The New England Journal of Medicine publishes a study of traumatic injuries in college sports. The study concludes that student-athletes who suffer three concussions should no longer be allowed to play body-contact sports.
In December, the American Medical Association (AMA) formally calls for a ban on boxing. An AMA study of active and retired boxers finds 87 percent show definite signs of brain damage.
Dallas Cowboys quarterback Troy Aikman suffers a high-profile concussion during the NFC Championship Game. After the game, Aikman does not know where he is and has no recollection of playing. He plays in the Super Bowl a week later.
Former Pittsburgh Steeler Mike Webster dies of a suspected heart attack. His autopsy is conducted by forensic pathologist Dr. Bennet Omalu. Omalu diagnoses Webster with Chronic Traumatic Encephalopathy (CTE), and three years later publishes a landmark paper on the subject.
The NFL’s Mild Traumatic Brain Injury Committee criticizes Bennet Omalu’s published findings and demands a retraction.
Washington State enacts the Zackery Lystedt Law, becoming the first state in the nation to enact a comprehensive youth sports concussion safety law.
The NCAA adopts a Concussion Management Policy that requires member schools to develop a concussion management plan for the 2010-2011 school year. However, the NCAA’s director of enforcement, Chris Strobel, acknowledges the organization has no intention of enforcing the policy.
The first concussion lawsuit is filed against the NFL (since consolidated). The NHL institutes a new concussion policy. The policy requires players with a suspected concussion to be examined by a physician in a quiet room.
The NCAA settles a class action lawsuit by creating a $70 million fund to diagnose potential brain trauma in thousands of current and former players. Football, ice hockey, soccer, basketball, wrestling, field hockey, and lacrosse are covered under the agreement.
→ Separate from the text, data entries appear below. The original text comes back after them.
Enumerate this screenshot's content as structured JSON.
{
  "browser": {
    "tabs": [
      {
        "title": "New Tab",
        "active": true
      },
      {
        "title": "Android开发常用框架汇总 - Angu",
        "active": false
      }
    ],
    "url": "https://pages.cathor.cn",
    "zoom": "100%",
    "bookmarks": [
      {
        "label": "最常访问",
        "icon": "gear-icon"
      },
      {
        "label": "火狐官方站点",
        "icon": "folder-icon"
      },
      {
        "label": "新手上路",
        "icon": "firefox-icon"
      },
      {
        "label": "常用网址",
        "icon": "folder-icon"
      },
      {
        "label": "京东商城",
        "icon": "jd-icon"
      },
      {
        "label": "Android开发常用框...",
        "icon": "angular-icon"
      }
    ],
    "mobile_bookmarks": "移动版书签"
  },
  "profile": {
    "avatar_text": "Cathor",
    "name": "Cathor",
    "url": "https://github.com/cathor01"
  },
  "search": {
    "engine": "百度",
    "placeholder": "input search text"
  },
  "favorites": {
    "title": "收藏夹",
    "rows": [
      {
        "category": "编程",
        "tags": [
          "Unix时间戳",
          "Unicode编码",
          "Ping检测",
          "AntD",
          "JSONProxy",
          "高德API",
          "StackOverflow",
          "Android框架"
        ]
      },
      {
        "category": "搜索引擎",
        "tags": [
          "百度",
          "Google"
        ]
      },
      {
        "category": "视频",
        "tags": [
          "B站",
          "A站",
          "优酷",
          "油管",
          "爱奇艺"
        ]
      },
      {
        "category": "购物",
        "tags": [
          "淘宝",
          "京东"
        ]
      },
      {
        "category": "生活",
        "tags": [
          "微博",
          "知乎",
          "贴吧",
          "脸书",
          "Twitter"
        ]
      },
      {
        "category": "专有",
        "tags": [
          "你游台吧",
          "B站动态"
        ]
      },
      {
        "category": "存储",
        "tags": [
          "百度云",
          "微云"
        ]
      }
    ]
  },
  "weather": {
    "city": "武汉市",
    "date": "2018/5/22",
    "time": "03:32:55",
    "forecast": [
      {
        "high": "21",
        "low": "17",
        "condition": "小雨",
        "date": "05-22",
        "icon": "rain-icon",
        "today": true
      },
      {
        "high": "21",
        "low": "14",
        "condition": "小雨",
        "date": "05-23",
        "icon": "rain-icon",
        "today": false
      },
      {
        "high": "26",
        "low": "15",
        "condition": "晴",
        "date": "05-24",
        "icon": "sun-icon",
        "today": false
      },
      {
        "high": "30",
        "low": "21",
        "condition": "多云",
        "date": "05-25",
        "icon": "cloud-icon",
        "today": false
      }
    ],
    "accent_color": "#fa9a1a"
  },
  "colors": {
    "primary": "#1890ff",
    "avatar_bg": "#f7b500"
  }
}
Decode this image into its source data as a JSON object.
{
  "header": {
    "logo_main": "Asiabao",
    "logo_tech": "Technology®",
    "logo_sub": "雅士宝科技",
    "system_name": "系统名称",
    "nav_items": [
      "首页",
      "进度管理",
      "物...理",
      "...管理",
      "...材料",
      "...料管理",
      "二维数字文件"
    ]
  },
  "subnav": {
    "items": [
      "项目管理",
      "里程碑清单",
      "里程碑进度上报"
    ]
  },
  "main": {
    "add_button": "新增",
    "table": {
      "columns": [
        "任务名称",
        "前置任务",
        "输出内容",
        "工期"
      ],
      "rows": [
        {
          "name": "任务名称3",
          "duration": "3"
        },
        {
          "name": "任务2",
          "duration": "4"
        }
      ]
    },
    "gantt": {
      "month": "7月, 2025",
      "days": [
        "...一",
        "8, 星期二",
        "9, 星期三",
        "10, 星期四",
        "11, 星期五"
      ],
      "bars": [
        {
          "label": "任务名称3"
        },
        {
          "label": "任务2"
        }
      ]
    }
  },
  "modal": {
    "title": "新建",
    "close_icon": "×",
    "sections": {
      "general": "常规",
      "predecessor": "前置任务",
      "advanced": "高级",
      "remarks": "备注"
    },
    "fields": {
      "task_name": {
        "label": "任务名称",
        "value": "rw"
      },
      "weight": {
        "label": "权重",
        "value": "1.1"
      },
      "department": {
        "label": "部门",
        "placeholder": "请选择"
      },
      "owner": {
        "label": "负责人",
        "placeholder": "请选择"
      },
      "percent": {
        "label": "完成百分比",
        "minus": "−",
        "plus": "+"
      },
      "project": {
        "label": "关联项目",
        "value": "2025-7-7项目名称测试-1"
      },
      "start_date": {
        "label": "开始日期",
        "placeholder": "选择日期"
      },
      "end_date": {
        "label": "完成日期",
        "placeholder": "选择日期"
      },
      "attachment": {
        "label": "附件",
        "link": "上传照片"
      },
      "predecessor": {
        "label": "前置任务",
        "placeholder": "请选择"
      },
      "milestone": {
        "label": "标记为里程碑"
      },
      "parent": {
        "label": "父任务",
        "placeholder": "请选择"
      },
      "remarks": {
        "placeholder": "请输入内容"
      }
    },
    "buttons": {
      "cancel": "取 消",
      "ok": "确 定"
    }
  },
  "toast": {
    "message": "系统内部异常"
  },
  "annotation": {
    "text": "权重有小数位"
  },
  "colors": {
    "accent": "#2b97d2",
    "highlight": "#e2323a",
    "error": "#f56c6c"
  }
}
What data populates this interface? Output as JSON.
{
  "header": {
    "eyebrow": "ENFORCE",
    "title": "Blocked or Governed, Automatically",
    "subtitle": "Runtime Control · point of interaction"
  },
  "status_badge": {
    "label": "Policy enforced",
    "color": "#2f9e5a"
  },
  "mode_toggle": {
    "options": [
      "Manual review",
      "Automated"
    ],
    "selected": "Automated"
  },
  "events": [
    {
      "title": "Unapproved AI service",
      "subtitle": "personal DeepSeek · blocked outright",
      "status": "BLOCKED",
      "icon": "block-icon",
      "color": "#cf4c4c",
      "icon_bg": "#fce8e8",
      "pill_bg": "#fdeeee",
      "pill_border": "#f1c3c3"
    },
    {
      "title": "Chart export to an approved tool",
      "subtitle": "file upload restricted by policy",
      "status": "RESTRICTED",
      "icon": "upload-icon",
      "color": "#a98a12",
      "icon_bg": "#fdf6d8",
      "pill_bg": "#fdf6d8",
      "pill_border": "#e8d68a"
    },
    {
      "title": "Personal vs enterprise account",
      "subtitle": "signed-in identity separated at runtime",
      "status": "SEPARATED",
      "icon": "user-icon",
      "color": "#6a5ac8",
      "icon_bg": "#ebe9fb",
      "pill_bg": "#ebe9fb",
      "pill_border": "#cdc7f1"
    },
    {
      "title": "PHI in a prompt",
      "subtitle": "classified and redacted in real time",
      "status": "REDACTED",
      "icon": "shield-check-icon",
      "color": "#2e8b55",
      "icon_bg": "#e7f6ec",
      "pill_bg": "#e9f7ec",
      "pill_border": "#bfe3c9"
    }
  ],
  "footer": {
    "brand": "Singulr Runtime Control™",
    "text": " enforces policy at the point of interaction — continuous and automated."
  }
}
The NFL brain bank reports 87 out of 91 examined former players have tested positive for CTE.